(ATLANTA, GA, 4/20/2022) – The national office and Georgia chapter of the Council on American-Islamic Relations (CAIR/CAIR-GA) today welcomed the settlement of a lawsuit brought against DeKalb County Jail for repeatedly denying the provision of halal food and timely Ramadan meals to Muslims.
[NOTE: “Halal” is the Arabic word for foods allowed under Islamic dietary laws, which are similar to those used to produce kosher products for the Jewish community. Both Muslims and Jews are not permitted to consume pork products.]
CAIR and CAIR-Georgia yesterday announced the lawsuit at a news conference in Atlanta, Ga.
Under the terms of the stipulated settlement, DeKalb County Jail will “approve all requests for Kosher meals from Muslim detainees and begin to provide the meals (in the same form that are provided to Jewish inmates) to them immediately, as Kosher meals are understood by Muslims to meet the definition of Halal.”
The jail will ensure that the meals are delivered in a timely manner “approximately an hour before the morning prayer – Fajr) and approximately 10 minutes before the evening prayer (Maghrib).” That facility will also “ensure that times for the Fajr, Dhuhr, Asr, Maghrib and Isha prayers are announced in each pod which houses those observing Ramadan.”
“This important settlement sends the message that religious rights will be protected and that it is important to stand up for those rights,” said CAIR National Litigation Director Lena Masri. “We thank Sheriff Maddox for taking the right steps to resolve the issue.”
“We welcome the settlement of this lawsuit and hope it becomes a model for correctional facilities in Georgia and nationwide,” said CAIR-Georgia Legal and Policy Director Javeria Jamil.
CAIR-Georgia Executive Director Murtaza Khwaja said:
“While we welcome Dekalb County Jail agreeing to the terms of the stipulation, these basic accommodations should have been provided from the very start of Ramadan.
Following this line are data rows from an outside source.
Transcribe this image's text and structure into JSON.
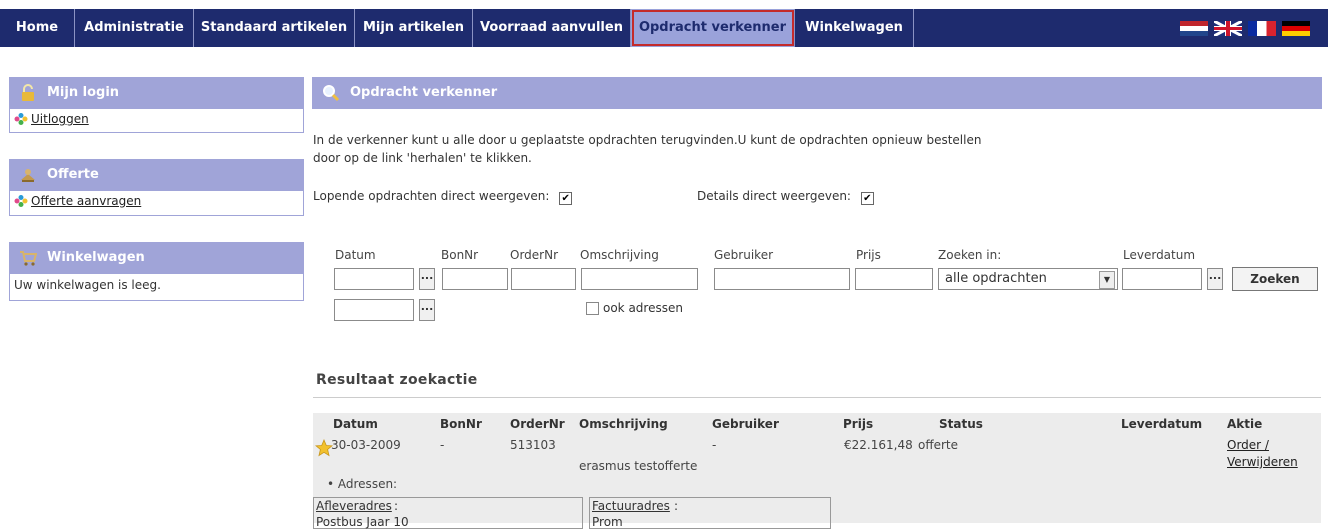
{
  "nav": {
    "items": [
      "Home",
      "Administratie",
      "Standaard artikelen",
      "Mijn artikelen",
      "Voorraad aanvullen",
      "Opdracht verkenner",
      "Winkelwagen"
    ],
    "active": "Opdracht verkenner"
  },
  "flags": [
    "Nederlands",
    "English",
    "Français",
    "Deutsch"
  ],
  "sidebar": {
    "login": {
      "title": "Mijn login",
      "link": "Uitloggen"
    },
    "offerte": {
      "title": "Offerte",
      "link": "Offerte aanvragen"
    },
    "cart": {
      "title": "Winkelwagen",
      "text": "Uw winkelwagen is leeg."
    }
  },
  "main": {
    "title": "Opdracht verkenner",
    "intro": "In de verkenner kunt u alle door u geplaatste opdrachten terugvinden.U kunt de opdrachten opnieuw bestellen door op de link 'herhalen' te klikken.",
    "opt_running": "Lopende opdrachten direct weergeven:",
    "opt_details": "Details direct weergeven:",
    "opt_running_checked": true,
    "opt_details_checked": true
  },
  "search": {
    "labels": {
      "date": "Datum",
      "bon": "BonNr",
      "order": "OrderNr",
      "desc": "Omschrijving",
      "user": "Gebruiker",
      "price": "Prijs",
      "searchin": "Zoeken in:",
      "delivery": "Leverdatum"
    },
    "searchin_value": "alle opdrachten",
    "also_addresses": "ook adressen",
    "button": "Zoeken",
    "picker": "..."
  },
  "results": {
    "title": "Resultaat zoekactie",
    "headers": {
      "date": "Datum",
      "bon": "BonNr",
      "order": "OrderNr",
      "desc": "Omschrijving",
      "user": "Gebruiker",
      "price": "Prijs",
      "status": "Status",
      "delivery": "Leverdatum",
      "action": "Aktie"
    },
    "row": {
      "date": "30-03-2009",
      "bon": "-",
      "order": "513103",
      "desc": "erasmus testofferte",
      "user": "-",
      "price": "€22.161,48",
      "status": "offerte",
      "action1": "Order /",
      "action2": "Verwijderen",
      "addresses_label": "• Adressen:",
      "delivery_address_label": "Afleveradres",
      "delivery_address_value": "Postbus Jaar 10",
      "invoice_address_label": "Factuuradres",
      "invoice_address_value": "Prom"
    }
  },
  "colors": {
    "nav": "#1e2b6e",
    "panel": "#a0a4d8",
    "active_outline": "#c42b2b"
  }
}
The fact that these have just now been adopted after the filing of a federal lawsuit shows the extreme lengths Muslim detainees are forced to take.
“Prisons and jails across Georgia should take heed and examine their own Ramadan policies in light of this agreement to ensure that they are not in violation of federal law and that the constitutionally-enshrined rights of all Muslim detainees and incarcerees are protected.”
During Ramadan (rahm-a-DAHN), Muslims fast from break of dawn to sunset, abstaining from food and drink. Muslims eat a breakfast meal (called suhoor) before dawn. Prisons and jails across the nation normally accommodate fasting inmates by providing specially-timed meals early in the morning and at sunset.
The fast is performed in order to increase self-discipline, self-restraint, and generosity, and the community is encouraged to increase their volunteerism, charity, and prayer. Fasting is one of the Five Pillars of Islam, along with the declaration of faith, daily prayers, charity, and pilgrimage to Mecca.
The end of Ramadan is marked by communal prayers and celebration called “Eid ul-Fitr” (EED ul-FITr), or Feast of the Fast-breaking.
CAIR’s mission is to protect civil rights, enhance understanding of Islam, promote justice, and empower American Muslims.
CONTACT: Javeria Jamil, Legal and Policy Director CAIR-Georgia, [email protected]; Murtaza Khwaja, Executive Director CAIR-Georgia, 404 432 8847, [email protected]; CAIR National Litigation Director Lena Masri, 202 642 4934, [email protected]; CAIR National Deputy Director Edward Ahmed Mitchell, 404-285-9530, [email protected]; CAIR Government Affairs Director Robert McCaw, 202-742-6448, [email protected]; CAIR National Communications Director Ibrahim Hooper, 202-744-7726, [email protected]